  • matimal

    This means that UCity is less of a threat and urbanism in the central west end and downtown is relatively more appealing. UCity’s lose will be the west end’s gain.

    • wump

      Do you mean the central west end, or west end, where the city’s portion of the loop is?

  • Presbyterian

    I don’t think the various demographics that frequent the loop are afraid of structured parking… unless they plan on putting in lots of new knitting stores.

  • Jon

    Where does the fear of a parking garage come from. At West County mall people are fighting to park in the garage rather than the surface lots.

    • John R

      Good point. There are also popular garages at The Galleria & The Boulevard, so this isn’t a foreign concept. The question is whether structured parking could be free or mimimal… might that be the real concern here?.

  • John

    People who live in this neighborhood can walk to the Loop, so they don’t need to worry if they have somewhere to park. Most people who visit the loop who live elsewhere are young people, many of whom don’t even own a car anyway. Young people prefer the dense, walkable, urban feel of the Loop more than their West County strip malls for a reason. It’s not just a parking lot.

    The Loop isn’t a place you go to, it’s a place you experience. A dead sea of parking isn’t somewhere you go to hang out. With the trolley coming soon, there will be very little reason at all for parking lots. I want to see every single lot from Fubar to Debaliviere gone. Build a large garage over that massive lot by the Pageant and another one here, where the article says.

    • John Warren

      I’d love to see this lot developed eventually, but I’m afraid I agree with their decision. Face it, a lot of St. Louis suburban visitors might be afraid of parking in a large urban garage in u city. Most people going to the stores and restaurants get there in their car whether we like it or not. I would lean towards keeping this free lot, at least for now.

      • rgbose

        That’s why I propose an incremental approach wherein half the surface lot is developed and the streets of Loop North and Enright are reconfigured so as to provide on-street parking. The net loss of surface spaces would be ~100 and there could be a net gain in total spaces depending how big the new garage is.

        • Mike F

          I saw a picture the other day of the original configuration of Enright, and the street car turnaround which ran there. It’s amazing that a city would demolish an entire block of buildings for parking. Though I suppose the demolition of 14 square blocks of the St. Louis riverfront was a nice little precedent to point to as a “success”.

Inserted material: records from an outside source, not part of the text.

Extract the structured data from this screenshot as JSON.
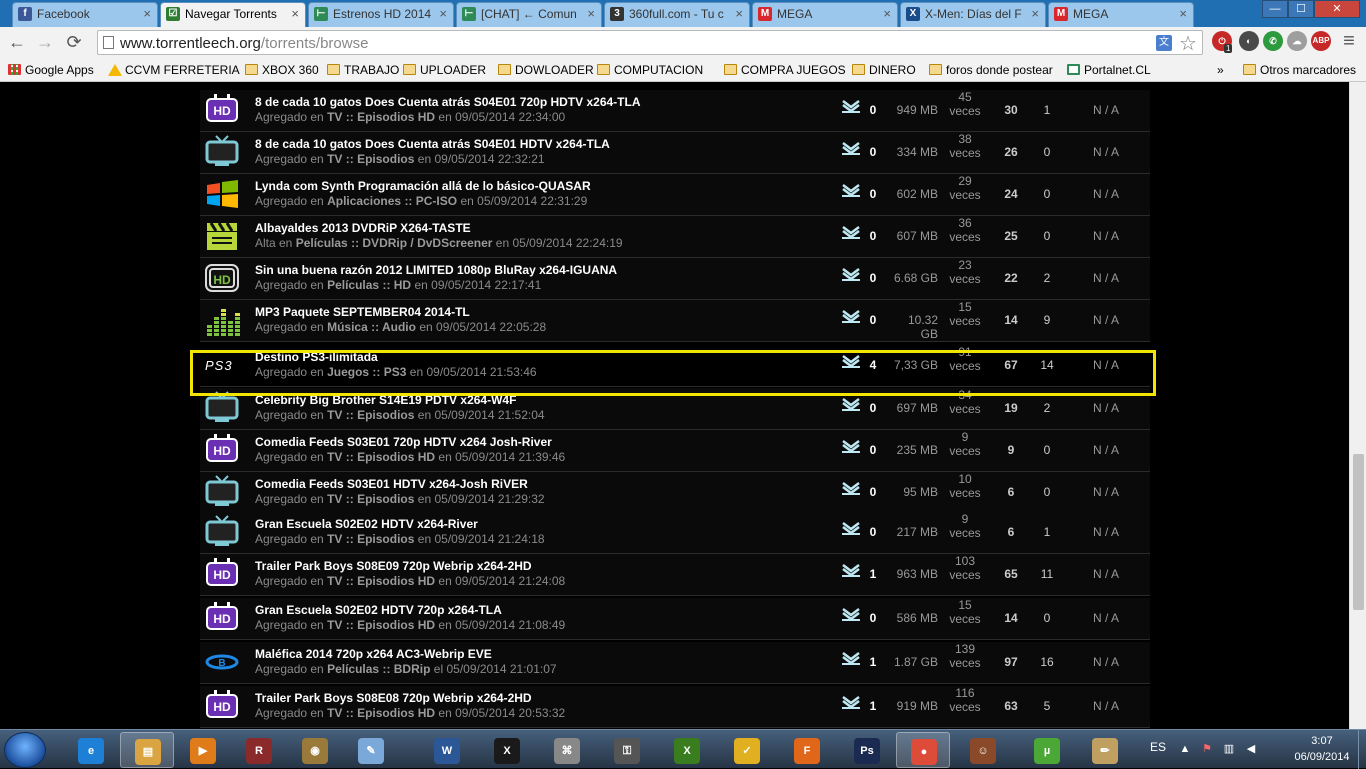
{
  "tabs": [
    {
      "title": "Facebook",
      "color": "#3b5998",
      "glyph": "f"
    },
    {
      "title": "Navegar Torrents",
      "color": "#2e7d32",
      "glyph": "☑"
    },
    {
      "title": "Estrenos HD 2014",
      "color": "#2e8b57",
      "glyph": "⊢"
    },
    {
      "title": "[CHAT] ← Comun",
      "color": "#2e8b57",
      "glyph": "⊢"
    },
    {
      "title": "360full.com - Tu c",
      "color": "#333333",
      "glyph": "3"
    },
    {
      "title": "MEGA",
      "color": "#d9272e",
      "glyph": "M"
    },
    {
      "title": "X-Men: Días del F",
      "color": "#1a4c8b",
      "glyph": "X"
    },
    {
      "title": "MEGA",
      "color": "#d9272e",
      "glyph": "M"
    }
  ],
  "window_controls": {
    "minimize": "—",
    "maximize": "☐",
    "close": "✕"
  },
  "toolbar": {
    "back": "←",
    "forward": "→",
    "reload": "⟳",
    "url_host": "www.torrentleech.org",
    "url_path": "/torrents/browse",
    "star": "☆",
    "menu": "≡",
    "ext_badge": "1",
    "abp": "ABP"
  },
  "bookmarks": [
    {
      "label": "Google Apps",
      "icon": "apps-grid-icon"
    },
    {
      "label": "CCVM FERRETERIA",
      "icon": "warning-triangle-icon"
    },
    {
      "label": "XBOX 360",
      "icon": "folder-icon"
    },
    {
      "label": "TRABAJO",
      "icon": "folder-icon"
    },
    {
      "label": "UPLOADER",
      "icon": "folder-icon"
    },
    {
      "label": "DOWLOADER",
      "icon": "folder-icon"
    },
    {
      "label": "COMPUTACION",
      "icon": "folder-icon"
    },
    {
      "label": "COMPRA JUEGOS",
      "icon": "folder-icon"
    },
    {
      "label": "DINERO",
      "icon": "folder-icon"
    },
    {
      "label": "foros donde postear",
      "icon": "folder-icon"
    },
    {
      "label": "Portalnet.CL",
      "icon": "portalnet-icon"
    },
    {
      "label": "»",
      "icon": "chevron-more-icon"
    },
    {
      "label": "Otros marcadores",
      "icon": "folder-icon"
    }
  ],
  "torrents": [
    {
      "icon": "hd-purple",
      "title": "8 de cada 10 gatos Does Cuenta atrás S04E01 720p HDTV x264-TLA",
      "prefix": "Agregado en",
      "category": "TV :: Episodios HD",
      "date_prefix": "en",
      "date": "09/05/2014 22:34:00",
      "comments": "0",
      "size": "949 MB",
      "snatched": "45",
      "snatched_unit": "veces",
      "seeders": "30",
      "leechers": "1",
      "ratio": "N / A"
    },
    {
      "icon": "tv",
      "title": "8 de cada 10 gatos Does Cuenta atrás S04E01 HDTV x264-TLA",
      "prefix": "Agregado en",
      "category": "TV :: Episodios",
      "date_prefix": "en",
      "date": "09/05/2014 22:32:21",
      "comments": "0",
      "size": "334 MB",
      "snatched": "38",
      "snatched_unit": "veces",
      "seeders": "26",
      "leechers": "0",
      "ratio": "N / A"
    },
    {
      "icon": "windows",
      "title": "Lynda com Synth Programación allá de lo básico-QUASAR",
      "prefix": "Agregado en",
      "category": "Aplicaciones :: PC-ISO",
      "date_prefix": "en",
      "date": "05/09/2014 22:31:29",
      "comments": "0",
      "size": "602 MB",
      "snatched": "29",
      "snatched_unit": "veces",
      "seeders": "24",
      "leechers": "0",
      "ratio": "N / A"
    },
    {
      "icon": "clapper",
      "title": "Albayaldes 2013 DVDRiP X264-TASTE",
      "prefix": "Alta en",
      "category": "Películas :: DVDRip / DvDScreener",
      "date_prefix": "en",
      "date": "05/09/2014 22:24:19",
      "comments": "0",
      "size": "607 MB",
      "snatched": "36",
      "snatched_unit": "veces",
      "seeders": "25",
      "leechers": "0",
      "ratio": "N / A"
    },
    {
      "icon": "hd-outline",
      "title": "Sin una buena razón 2012 LIMITED 1080p BluRay x264-IGUANA",
      "prefix": "Agregado en",
      "category": "Películas :: HD",
      "date_prefix": "en",
      "date": "09/05/2014 22:17:41",
      "comments": "0",
      "size": "6.68 GB",
      "snatched": "23",
      "snatched_unit": "veces",
      "seeders": "22",
      "leechers": "2",
      "ratio": "N / A"
    },
    {
      "icon": "equalizer",
      "title": "MP3 Paquete SEPTEMBER04 2014-TL",
      "prefix": "Agregado en",
      "category": "Música :: Audio",
      "date_prefix": "en",
      "date": "09/05/2014 22:05:28",
      "comments": "0",
      "size": "10.32 GB",
      "snatched": "15",
      "snatched_unit": "veces",
      "seeders": "14",
      "leechers": "9",
      "ratio": "N / A"
    },
    {
      "icon": "ps3",
      "title": "Destino PS3-ilimitada",
      "prefix": "Agregado en",
      "category": "Juegos :: PS3",
      "date_prefix": "en",
      "date": "09/05/2014 21:53:46",
      "comments": "4",
      "size": "7,33 GB",
      "snatched": "91",
      "snatched_unit": "veces",
      "seeders": "67",
      "leechers": "14",
      "ratio": "N / A",
      "highlight": true
    },
    {
      "icon": "tv",
      "title": "Celebrity Big Brother S14E19 PDTV x264-W4F",
      "prefix": "Agregado en",
      "category": "TV :: Episodios",
      "date_prefix": "en",
      "date": "05/09/2014 21:52:04",
      "comments": "0",
      "size": "697 MB",
      "snatched": "34",
      "snatched_unit": "veces",
      "seeders": "19",
      "leechers": "2",
      "ratio": "N / A"
    },
    {
      "icon": "hd-purple",
      "title": "Comedia Feeds S03E01 720p HDTV x264 Josh-River",
      "prefix": "Agregado en",
      "category": "TV :: Episodios HD",
      "date_prefix": "en",
      "date": "05/09/2014 21:39:46",
      "comments": "0",
      "size": "235 MB",
      "snatched": "9",
      "snatched_unit": "veces",
      "seeders": "9",
      "leechers": "0",
      "ratio": "N / A"
    },
    {
      "icon": "tv",
      "title": "Comedia Feeds S03E01 HDTV x264-Josh RiVER",
      "prefix": "Agregado en",
      "category": "TV :: Episodios",
      "date_prefix": "en",
      "date": "05/09/2014 21:29:32",
      "comments": "0",
      "size": "95 MB",
      "snatched": "10",
      "snatched_unit": "veces",
      "seeders": "6",
      "leechers": "0",
      "ratio": "N / A"
    },
    {
      "icon": "tv",
      "title": "Gran Escuela S02E02 HDTV x264-River",
      "prefix": "Agregado en",
      "category": "TV :: Episodios",
      "date_prefix": "en",
      "date": "05/09/2014 21:24:18",
      "comments": "0",
      "size": "217 MB",
      "snatched": "9",
      "snatched_unit": "veces",
      "seeders": "6",
      "leechers": "1",
      "ratio": "N / A"
    },
    {
      "icon": "hd-purple",
      "title": "Trailer Park Boys S08E09 720p Webrip x264-2HD",
      "prefix": "Agregado en",
      "category": "TV :: Episodios HD",
      "date_prefix": "en",
      "date": "09/05/2014 21:24:08",
      "comments": "1",
      "size": "963 MB",
      "snatched": "103",
      "snatched_unit": "veces",
      "seeders": "65",
      "leechers": "11",
      "ratio": "N / A"
    },
    {
      "icon": "hd-purple",
      "title": "Gran Escuela S02E02 HDTV 720p x264-TLA",
      "prefix": "Agregado en",
      "category": "TV :: Episodios HD",
      "date_prefix": "en",
      "date": "05/09/2014 21:08:49",
      "comments": "0",
      "size": "586 MB",
      "snatched": "15",
      "snatched_unit": "veces",
      "seeders": "14",
      "leechers": "0",
      "ratio": "N / A"
    },
    {
      "icon": "bluray",
      "title": "Maléfica 2014 720p x264 AC3-Webrip EVE",
      "prefix": "Agregado en",
      "category": "Películas :: BDRip",
      "date_prefix": "el",
      "date": "05/09/2014 21:01:07",
      "comments": "1",
      "size": "1.87 GB",
      "snatched": "139",
      "snatched_unit": "veces",
      "seeders": "97",
      "leechers": "16",
      "ratio": "N / A"
    },
    {
      "icon": "hd-purple",
      "title": "Trailer Park Boys S08E08 720p Webrip x264-2HD",
      "prefix": "Agregado en",
      "category": "TV :: Episodios HD",
      "date_prefix": "en",
      "date": "09/05/2014 20:53:32",
      "comments": "1",
      "size": "919 MB",
      "snatched": "116",
      "snatched_unit": "veces",
      "seeders": "63",
      "leechers": "5",
      "ratio": "N / A"
    }
  ],
  "taskbar": {
    "apps": [
      {
        "name": "ie",
        "glyph": "e",
        "color": "#1e7fd6"
      },
      {
        "name": "explorer",
        "glyph": "▤",
        "color": "#d9a441"
      },
      {
        "name": "media-player",
        "glyph": "▶",
        "color": "#e07b1a"
      },
      {
        "name": "winrar",
        "glyph": "R",
        "color": "#8b2a2a"
      },
      {
        "name": "dvd",
        "glyph": "◉",
        "color": "#9a7a3a"
      },
      {
        "name": "notes",
        "glyph": "✎",
        "color": "#7aa8d8"
      },
      {
        "name": "word",
        "glyph": "W",
        "color": "#2b5797"
      },
      {
        "name": "xbox-tool",
        "glyph": "X",
        "color": "#1a1a1a"
      },
      {
        "name": "network",
        "glyph": "⌘",
        "color": "#888888"
      },
      {
        "name": "usb",
        "glyph": "⚿",
        "color": "#555555"
      },
      {
        "name": "xbox",
        "glyph": "X",
        "color": "#3a7d1e"
      },
      {
        "name": "norton",
        "glyph": "✓",
        "color": "#e0b020"
      },
      {
        "name": "firefox",
        "glyph": "F",
        "color": "#e0661a"
      },
      {
        "name": "photoshop",
        "glyph": "Ps",
        "color": "#1a2a50"
      },
      {
        "name": "chrome",
        "glyph": "●",
        "color": "#dd4b39"
      },
      {
        "name": "doom",
        "glyph": "☺",
        "color": "#8a4a2a"
      },
      {
        "name": "utorrent",
        "glyph": "µ",
        "color": "#4ca836"
      },
      {
        "name": "paint",
        "glyph": "✏",
        "color": "#c0a060"
      }
    ],
    "language": "ES",
    "time": "3:07",
    "date": "06/09/2014"
  }
}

          • rgbose

            Here’s the street wall on Kingsland before the parking lot.

          • John

            What an incredibly awful decision. Imagine if those were still there and the Loop Trolley looped around them. It would be such an ideal neighborhood.

            I saw build a U-shaped building around it with hidden surface parking in the middle and a below-ground garage. Reconfigure the streets and add on-street parking just like you said. Middle-aged, middle-class suburbanites are just going to have to get past their fear of parking garages. It’s their kids who care about visiting the Loop, anyway. My mom is 49 and the only time they ever go down there is to see something at the Pageant, so they aren’t parking in this lot anyway.

          • dempster holland

            after all, what do we care about the hangups of middle class,
            middle aged people. They probably don;t even ride bikes
            and I know a lot of them probably eat at McDonalds. Anyway,
            they are the past and we millennials are the future

          • John

            I mean, parking lots are quickly becoming a thing of the past. They just aren’t as relevant anymore. They’re auto-centric and suburban. I.e., they’re for boomers and what have you. Millennials don’t want parking lots. They want buildings, streetcars and MetroLink stations.

            This is a part of the reason why Denver is beating us, people…

          • Mike F

            Kingsland. Thank you.